National Labor Relations Board Reverses Browning-Ferris Joint-Employer Standard and Lutheran Heritage Employee Handbook Standard

Republican Majority Overturned Precedents that Had Been Roundly Criticized by Employers December 19, 2017
On December 14, 2017, the NLRB issued two significant decisions that affect both unionized and non-unionized employers.  In Hy-Brand Industrial Contractors, Ltd. et al., the Board overturned its 2015 Browning-Ferris decision, returning to the original test that Browning-Ferris had upended – i.e., that two entities may be considered “joint employers” only if each exercises “direct and immediate” control over the terms and conditions of employment.  And, in The Boeing Company, the Board overturned its 2004 Lutheran Heritage decision, which held that an employee handbook policy is illegal if employees could reasonably construe it to bar them from exercising their right to concerted activity under the National Labor Relations Act.  The Lutheran Heritage decision had been used by the Board in recent years to invalidate all manner of employment policies, including social media policies.

In Hy-Brand Industrial Contractors, Ltd. et al., the Board overturned Browning-Ferris Industries, 362 NLRB 186 (2015), in which the Board abandoned its long-standing test that an entity must both possess and exercise direct control over employees’ terms and conditions of employment in order to be considered a joint employer and, thus, be required to bargain with a union.  The Browning-Ferris standard provided that a joint-employer relationship may be found merely based on the putative joint employer’s right to control terms and conditions of employment, irrespective of whether such control is directly exercised or exercised at all.  View our memo on the Browning-Ferris decision and the Hy-Brand decision.  The Hy-Brand decision returns Board precedent to the joint-employer standard that was in place prior to Browning-Ferris; under that standard, two entities may be considered joint employers if each exercises “direct and immediate” control over the terms and conditions of employment.  In its decision, the Board said that the reinstated standard “has served labor law and collective bargaining well” and “is understandable and rooted in the real world.”  This decision likely will be welcomed by franchisors, companies that employ independent contractors and companies that utilize staffing agencies.  (The Board found that a joint-employer relationship existed in Hy-Brand despite the more relaxed standard.)
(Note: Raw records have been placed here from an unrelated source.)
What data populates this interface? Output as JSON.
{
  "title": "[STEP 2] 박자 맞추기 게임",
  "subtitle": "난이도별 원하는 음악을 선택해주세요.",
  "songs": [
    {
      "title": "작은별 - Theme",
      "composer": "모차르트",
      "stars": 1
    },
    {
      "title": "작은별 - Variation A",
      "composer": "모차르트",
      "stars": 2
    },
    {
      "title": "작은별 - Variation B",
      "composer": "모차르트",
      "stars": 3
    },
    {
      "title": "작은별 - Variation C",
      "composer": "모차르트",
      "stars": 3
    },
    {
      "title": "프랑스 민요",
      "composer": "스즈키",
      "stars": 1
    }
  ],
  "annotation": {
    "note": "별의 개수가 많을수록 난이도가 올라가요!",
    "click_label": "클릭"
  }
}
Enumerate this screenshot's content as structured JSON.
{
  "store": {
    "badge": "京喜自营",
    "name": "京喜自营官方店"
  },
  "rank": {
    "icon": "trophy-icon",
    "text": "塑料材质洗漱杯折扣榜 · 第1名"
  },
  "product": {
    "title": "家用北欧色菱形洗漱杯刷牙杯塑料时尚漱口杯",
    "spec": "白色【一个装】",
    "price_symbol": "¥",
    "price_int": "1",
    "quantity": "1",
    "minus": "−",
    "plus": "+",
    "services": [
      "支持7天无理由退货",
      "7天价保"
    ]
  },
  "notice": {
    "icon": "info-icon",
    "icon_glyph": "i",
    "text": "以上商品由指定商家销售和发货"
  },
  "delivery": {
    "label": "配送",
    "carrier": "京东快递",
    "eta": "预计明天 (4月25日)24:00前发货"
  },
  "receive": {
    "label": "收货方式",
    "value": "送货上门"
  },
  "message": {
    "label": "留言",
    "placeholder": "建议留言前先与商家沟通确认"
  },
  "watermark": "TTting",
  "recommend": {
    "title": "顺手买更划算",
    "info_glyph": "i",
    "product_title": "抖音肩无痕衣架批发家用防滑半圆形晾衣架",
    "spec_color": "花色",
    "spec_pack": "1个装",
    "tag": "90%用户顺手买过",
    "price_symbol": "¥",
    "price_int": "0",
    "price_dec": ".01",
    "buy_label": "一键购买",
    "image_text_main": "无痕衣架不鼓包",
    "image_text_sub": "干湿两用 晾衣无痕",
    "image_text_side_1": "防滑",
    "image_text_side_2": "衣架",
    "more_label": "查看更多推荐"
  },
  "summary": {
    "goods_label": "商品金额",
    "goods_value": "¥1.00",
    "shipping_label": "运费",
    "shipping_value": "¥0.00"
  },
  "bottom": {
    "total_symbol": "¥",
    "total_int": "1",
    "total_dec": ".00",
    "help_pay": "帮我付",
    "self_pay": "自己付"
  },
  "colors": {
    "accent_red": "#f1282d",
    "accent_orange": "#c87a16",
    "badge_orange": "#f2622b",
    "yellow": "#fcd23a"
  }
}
In Boeing, the Board held that an employment policy must be evaluated under a balancing test that balances “the nature and extent of the potential impact on NLRA rights” against the “legitimate justifications associated with the rule.”  View the decision.  The decision overturned the Board’s holding in Lutheran Heritage Village-Livonia, 343 NLRB 646 (2004), which invalidated employer handbook rules if an employee could “reasonably construe” a rule as prohibiting his or her right to protected concerted activity under the NLRA.  The Board, particularly in recent years, had relied on the Lutheran Heritage standard when invalidating widely used employment policies, such as social media rules that prohibit employees from making disparaging comments about their employer on Facebook.  In Boeing, the Board held that in future cases it would use the balancing test to classify employer rules, policies and handbook provisions within one of three categories, as follows:
  • Category 1:  “rules that the Board designates as lawful to maintain, either because (i) the rule, when reasonably interpreted, does not prohibit or interfere with the exercise of NLRA rights; or (ii) the potential adverse impact on protected rights is outweighed by justifications associated with the rule.”  A rule requiring employees “to abide by basic standards of civility” is an example of a “Category 1” policy.
  • Category 2:  rules that require case-by-case scrutiny to determine whether the rule interferes with NLRA rights and, if so, whether the impact of the interference is outweighed by the employer’s legitimate justifications for the rule.
  • Category 3:  rules designated as “unlawful” because they would prohibit or limit an NLRA right and the impact of the rule is not outweighed by the employer’s justifications.  A rule prohibiting employees from discussing wages or benefits with each other is an example of a “Category 3” rule.
In Boeing, the Board held that the employer’s prohibition on the use of phones with cameras on company property was a “Category 1” rule and, thus, permissible under the NLRA.

Both decisions were made by the Board’s newly installed Republican majority – Chairman Philip Miscimarra, Marvin Kaplan and Bill Emanuel.  Chairman Miscimarra, a frequent dissenter from Board decisions during the Obama administration, has said publicly that he believes Board decisions should favor bright-line rules so that employers and employees have clear guidance on which conduct is and is not lawful under the NLRA.  Chairman Miscimarra’s term expired on December 16, leaving the Board evenly split between Democrats and Republicans.  President Trump has not nominated a replacement for his seat yet.